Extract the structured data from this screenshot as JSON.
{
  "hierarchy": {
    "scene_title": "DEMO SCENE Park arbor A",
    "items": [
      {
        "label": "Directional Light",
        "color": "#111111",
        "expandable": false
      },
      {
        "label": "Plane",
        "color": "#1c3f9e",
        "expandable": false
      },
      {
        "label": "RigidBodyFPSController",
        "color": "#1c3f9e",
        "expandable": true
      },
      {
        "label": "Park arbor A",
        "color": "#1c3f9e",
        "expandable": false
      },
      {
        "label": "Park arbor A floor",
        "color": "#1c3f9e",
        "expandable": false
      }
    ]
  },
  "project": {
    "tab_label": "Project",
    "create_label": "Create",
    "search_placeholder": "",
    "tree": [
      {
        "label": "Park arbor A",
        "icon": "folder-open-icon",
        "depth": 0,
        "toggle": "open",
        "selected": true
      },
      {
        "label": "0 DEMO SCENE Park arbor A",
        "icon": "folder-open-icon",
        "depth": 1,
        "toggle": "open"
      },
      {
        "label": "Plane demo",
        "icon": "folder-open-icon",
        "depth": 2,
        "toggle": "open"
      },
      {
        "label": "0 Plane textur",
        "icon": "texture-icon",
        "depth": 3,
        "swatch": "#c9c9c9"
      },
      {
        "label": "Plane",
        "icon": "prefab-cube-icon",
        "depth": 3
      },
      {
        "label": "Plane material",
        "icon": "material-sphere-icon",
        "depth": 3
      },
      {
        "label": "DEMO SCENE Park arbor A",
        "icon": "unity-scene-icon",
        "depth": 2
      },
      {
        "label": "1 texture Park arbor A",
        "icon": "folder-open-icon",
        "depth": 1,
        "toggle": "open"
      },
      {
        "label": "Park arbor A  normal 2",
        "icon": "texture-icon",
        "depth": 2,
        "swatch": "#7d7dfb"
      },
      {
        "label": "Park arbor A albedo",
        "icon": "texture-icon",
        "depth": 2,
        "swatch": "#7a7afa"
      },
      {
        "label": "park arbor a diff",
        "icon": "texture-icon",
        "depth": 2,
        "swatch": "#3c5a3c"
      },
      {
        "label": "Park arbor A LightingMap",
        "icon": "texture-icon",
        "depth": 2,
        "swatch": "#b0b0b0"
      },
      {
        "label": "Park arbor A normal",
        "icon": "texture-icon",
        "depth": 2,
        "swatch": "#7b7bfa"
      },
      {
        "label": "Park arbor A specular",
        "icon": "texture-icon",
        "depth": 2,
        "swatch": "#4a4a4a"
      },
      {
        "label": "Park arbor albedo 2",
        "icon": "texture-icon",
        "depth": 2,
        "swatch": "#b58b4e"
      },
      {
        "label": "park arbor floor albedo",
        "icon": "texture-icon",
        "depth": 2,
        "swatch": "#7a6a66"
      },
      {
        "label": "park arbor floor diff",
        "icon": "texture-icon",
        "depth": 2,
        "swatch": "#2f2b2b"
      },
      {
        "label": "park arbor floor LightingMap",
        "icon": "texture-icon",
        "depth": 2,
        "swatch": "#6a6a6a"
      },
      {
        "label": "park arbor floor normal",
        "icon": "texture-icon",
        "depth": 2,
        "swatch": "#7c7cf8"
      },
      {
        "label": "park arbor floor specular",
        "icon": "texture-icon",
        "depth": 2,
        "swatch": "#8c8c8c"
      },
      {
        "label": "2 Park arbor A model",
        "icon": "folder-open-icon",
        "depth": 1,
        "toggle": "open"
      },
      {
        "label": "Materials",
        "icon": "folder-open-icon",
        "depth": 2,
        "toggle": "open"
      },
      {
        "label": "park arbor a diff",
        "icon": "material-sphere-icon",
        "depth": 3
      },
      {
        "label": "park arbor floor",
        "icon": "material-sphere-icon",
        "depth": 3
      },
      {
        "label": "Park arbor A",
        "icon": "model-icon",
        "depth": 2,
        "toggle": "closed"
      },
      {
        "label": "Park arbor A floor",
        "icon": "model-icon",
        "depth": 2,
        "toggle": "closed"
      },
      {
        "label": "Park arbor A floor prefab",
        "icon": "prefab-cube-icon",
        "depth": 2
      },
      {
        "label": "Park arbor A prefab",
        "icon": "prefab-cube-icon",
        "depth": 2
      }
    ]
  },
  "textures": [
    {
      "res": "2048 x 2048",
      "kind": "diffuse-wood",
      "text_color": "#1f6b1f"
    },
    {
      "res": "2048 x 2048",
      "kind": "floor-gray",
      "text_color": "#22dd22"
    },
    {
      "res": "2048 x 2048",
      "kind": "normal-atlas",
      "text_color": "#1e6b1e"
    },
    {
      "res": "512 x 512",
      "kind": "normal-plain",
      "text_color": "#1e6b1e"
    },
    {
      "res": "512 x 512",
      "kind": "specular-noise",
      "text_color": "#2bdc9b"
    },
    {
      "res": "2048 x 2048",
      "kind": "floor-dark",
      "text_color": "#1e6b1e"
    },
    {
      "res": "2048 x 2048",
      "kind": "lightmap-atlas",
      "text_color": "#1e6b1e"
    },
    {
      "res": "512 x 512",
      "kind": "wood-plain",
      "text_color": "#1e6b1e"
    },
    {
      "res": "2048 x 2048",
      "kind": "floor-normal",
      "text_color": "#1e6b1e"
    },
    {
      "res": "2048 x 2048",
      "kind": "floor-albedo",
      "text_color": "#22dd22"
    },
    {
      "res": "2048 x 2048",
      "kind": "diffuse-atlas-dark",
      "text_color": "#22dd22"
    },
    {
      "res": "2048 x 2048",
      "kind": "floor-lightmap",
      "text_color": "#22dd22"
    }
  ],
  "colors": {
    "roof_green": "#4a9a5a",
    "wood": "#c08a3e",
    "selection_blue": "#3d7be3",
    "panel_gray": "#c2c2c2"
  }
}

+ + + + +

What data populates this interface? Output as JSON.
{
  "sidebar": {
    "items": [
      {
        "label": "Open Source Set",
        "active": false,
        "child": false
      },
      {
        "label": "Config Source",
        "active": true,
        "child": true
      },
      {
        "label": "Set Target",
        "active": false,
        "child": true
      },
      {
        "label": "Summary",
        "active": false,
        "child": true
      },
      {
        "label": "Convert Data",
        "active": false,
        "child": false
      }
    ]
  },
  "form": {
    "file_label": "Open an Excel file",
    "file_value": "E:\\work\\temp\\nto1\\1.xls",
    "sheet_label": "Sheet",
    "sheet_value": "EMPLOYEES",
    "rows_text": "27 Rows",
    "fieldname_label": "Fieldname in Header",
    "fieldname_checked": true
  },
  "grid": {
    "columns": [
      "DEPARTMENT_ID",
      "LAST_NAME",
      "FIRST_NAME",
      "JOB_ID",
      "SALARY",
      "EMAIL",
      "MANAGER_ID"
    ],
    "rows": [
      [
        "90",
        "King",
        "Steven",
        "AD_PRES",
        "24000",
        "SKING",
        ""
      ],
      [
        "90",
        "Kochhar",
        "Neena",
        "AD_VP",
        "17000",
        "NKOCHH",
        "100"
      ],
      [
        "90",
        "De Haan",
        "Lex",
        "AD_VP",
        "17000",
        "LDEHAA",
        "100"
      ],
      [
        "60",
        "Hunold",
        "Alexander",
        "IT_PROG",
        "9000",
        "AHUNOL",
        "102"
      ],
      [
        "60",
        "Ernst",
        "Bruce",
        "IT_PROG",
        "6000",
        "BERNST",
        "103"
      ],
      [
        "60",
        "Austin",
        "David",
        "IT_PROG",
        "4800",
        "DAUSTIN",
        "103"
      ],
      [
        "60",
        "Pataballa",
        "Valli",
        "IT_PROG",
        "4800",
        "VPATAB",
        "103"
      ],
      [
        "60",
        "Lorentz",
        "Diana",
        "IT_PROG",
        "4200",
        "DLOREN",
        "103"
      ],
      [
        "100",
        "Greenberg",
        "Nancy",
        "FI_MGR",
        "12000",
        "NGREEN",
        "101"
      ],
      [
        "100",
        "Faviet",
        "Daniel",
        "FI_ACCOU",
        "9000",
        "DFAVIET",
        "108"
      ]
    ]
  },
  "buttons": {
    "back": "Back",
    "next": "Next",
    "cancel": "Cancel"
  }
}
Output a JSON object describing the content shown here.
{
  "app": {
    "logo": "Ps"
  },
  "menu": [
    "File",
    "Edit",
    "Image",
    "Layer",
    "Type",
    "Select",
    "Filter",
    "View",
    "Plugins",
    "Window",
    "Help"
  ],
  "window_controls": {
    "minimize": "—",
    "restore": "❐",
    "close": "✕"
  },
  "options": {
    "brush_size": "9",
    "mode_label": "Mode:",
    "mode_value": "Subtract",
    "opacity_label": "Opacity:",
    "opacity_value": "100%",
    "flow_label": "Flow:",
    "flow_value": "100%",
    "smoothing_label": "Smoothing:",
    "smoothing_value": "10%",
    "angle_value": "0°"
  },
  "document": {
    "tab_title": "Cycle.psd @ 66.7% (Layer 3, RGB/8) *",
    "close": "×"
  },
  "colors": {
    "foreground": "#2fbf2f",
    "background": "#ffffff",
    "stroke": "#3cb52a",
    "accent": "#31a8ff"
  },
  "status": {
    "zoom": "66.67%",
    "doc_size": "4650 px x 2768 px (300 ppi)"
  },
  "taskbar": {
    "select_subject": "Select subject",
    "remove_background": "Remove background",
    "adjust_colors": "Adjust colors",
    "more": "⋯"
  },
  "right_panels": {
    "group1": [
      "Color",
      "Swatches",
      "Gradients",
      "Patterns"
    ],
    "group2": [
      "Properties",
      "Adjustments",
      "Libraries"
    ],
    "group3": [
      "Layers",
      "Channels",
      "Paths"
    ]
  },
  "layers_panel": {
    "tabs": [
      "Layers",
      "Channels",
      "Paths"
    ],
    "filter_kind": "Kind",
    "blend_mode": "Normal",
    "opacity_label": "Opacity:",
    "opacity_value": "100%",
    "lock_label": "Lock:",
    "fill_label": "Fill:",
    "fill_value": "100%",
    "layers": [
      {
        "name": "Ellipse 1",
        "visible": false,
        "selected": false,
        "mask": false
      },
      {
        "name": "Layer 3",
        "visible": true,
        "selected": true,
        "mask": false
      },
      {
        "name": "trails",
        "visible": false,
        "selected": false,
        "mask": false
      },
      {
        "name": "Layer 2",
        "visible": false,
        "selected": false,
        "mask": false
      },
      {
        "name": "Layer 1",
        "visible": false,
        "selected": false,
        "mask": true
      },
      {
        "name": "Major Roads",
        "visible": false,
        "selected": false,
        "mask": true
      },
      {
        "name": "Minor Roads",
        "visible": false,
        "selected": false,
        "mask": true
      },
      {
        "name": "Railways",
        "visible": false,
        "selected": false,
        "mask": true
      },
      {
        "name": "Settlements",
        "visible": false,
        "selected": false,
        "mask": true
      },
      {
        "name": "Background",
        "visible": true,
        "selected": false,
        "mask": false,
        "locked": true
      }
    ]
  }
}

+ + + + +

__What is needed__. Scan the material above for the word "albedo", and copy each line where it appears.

__Your solution__.
        "label": "Park arbor A albedo",
        "label": "Park arbor albedo 2",
        "label": "park arbor floor albedo",
      "kind": "floor-albedo",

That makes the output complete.